Records provided START

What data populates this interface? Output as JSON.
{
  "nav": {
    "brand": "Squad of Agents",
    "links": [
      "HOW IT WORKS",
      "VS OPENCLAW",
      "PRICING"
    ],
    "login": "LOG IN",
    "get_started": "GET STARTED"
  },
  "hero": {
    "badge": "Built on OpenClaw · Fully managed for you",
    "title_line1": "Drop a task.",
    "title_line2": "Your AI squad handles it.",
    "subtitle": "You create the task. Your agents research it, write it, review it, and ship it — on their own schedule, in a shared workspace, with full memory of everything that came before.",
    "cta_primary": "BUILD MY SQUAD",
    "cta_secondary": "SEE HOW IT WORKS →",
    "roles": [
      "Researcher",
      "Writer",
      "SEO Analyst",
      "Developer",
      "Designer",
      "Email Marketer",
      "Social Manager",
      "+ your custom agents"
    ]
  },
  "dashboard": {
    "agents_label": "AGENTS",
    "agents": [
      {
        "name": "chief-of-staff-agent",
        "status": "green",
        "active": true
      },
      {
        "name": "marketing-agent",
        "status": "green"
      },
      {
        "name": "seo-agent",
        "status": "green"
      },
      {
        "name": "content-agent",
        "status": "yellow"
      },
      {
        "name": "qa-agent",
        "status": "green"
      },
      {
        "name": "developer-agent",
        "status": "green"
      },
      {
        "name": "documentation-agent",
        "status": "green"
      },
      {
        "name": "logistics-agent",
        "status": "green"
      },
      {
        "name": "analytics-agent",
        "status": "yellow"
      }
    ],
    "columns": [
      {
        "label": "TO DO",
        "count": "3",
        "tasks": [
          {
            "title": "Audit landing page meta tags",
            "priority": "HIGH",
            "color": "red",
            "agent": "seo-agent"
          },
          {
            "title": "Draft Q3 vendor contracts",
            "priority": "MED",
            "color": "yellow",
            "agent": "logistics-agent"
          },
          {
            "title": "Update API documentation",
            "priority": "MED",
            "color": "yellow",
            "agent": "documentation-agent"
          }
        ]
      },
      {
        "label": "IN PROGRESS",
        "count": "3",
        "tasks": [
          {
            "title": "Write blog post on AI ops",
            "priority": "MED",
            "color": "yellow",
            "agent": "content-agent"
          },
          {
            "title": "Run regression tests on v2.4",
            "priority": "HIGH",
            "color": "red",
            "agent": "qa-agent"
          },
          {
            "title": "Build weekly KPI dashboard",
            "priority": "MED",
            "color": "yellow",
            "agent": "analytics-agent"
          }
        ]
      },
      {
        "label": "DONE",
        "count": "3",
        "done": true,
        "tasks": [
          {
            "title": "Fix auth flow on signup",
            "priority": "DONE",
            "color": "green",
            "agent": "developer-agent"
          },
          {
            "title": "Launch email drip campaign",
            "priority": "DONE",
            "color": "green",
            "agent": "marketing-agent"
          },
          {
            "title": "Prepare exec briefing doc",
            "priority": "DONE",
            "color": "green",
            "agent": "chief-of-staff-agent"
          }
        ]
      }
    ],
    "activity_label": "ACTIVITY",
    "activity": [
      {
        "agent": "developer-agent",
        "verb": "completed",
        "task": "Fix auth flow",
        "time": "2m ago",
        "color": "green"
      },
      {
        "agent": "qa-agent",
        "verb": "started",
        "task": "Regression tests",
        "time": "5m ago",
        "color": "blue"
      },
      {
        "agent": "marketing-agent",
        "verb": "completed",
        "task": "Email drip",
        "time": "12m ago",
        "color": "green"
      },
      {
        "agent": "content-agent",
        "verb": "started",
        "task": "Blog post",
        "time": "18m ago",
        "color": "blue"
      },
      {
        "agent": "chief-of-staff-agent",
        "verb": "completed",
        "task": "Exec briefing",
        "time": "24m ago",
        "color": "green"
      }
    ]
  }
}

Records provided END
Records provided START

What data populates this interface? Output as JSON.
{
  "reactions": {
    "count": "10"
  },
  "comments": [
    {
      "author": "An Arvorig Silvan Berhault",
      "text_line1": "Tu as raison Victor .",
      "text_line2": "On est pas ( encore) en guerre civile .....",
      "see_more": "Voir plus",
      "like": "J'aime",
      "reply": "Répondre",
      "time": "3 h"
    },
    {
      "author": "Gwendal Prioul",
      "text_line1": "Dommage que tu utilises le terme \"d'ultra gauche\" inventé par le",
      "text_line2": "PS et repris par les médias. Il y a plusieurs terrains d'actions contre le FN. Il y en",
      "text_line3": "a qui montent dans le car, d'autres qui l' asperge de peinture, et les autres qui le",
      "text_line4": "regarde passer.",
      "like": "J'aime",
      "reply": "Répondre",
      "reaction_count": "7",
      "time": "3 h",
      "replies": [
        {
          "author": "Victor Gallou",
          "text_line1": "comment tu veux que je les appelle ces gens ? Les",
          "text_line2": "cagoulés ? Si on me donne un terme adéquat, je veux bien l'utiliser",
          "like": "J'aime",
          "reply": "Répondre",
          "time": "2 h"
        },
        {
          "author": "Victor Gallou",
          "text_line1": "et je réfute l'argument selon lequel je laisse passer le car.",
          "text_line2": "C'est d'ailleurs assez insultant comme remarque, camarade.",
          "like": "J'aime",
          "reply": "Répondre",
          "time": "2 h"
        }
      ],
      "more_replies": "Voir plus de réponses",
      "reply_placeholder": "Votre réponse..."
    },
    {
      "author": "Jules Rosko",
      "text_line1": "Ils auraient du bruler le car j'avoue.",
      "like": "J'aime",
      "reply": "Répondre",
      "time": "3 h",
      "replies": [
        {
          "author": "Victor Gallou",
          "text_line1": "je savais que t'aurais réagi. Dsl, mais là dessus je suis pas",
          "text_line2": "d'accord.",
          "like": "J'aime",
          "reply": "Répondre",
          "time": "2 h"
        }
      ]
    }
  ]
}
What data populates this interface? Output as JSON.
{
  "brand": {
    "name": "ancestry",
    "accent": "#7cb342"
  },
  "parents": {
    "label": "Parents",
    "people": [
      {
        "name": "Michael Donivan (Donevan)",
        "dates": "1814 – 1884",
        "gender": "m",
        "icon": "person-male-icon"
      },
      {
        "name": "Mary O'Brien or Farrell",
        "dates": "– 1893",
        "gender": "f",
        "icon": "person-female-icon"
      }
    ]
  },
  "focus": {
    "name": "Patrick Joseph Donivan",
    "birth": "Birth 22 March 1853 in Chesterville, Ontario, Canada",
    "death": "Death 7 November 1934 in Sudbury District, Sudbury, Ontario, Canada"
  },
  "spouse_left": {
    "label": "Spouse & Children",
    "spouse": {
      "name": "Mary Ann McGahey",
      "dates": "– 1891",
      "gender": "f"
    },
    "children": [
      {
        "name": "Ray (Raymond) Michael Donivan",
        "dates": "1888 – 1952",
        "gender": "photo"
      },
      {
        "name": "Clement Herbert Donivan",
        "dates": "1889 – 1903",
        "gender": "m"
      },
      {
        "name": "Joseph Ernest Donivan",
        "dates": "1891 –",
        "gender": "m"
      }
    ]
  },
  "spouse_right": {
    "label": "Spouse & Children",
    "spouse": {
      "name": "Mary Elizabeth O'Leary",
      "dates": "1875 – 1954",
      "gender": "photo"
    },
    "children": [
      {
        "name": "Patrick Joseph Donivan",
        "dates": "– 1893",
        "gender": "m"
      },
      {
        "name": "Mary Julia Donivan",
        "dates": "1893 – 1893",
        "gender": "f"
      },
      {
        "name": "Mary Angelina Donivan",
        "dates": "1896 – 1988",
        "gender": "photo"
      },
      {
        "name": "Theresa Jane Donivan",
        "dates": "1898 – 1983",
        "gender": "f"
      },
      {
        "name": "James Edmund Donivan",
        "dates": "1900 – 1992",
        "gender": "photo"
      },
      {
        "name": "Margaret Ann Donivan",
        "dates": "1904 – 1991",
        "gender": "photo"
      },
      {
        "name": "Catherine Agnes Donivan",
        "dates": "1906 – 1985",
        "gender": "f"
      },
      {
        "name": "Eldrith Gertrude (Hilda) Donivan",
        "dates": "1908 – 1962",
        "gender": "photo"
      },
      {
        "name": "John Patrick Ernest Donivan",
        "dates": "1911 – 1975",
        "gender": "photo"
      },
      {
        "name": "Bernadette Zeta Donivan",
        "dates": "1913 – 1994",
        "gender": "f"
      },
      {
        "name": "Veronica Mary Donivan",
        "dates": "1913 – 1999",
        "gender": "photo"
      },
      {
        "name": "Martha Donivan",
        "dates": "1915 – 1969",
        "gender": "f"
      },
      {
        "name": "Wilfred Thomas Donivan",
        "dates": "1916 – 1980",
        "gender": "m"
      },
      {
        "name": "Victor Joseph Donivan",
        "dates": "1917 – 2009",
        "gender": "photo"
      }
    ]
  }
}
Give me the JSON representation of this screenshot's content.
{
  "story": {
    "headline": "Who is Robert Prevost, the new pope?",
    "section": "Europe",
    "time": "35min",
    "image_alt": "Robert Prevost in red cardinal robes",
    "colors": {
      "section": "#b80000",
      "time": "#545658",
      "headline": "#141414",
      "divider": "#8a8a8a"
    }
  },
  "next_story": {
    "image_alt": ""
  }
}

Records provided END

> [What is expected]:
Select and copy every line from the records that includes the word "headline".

> [Exercise response]:
    "headline": "Who is Robert Prevost, the new pope?",
      "headline": "#141414",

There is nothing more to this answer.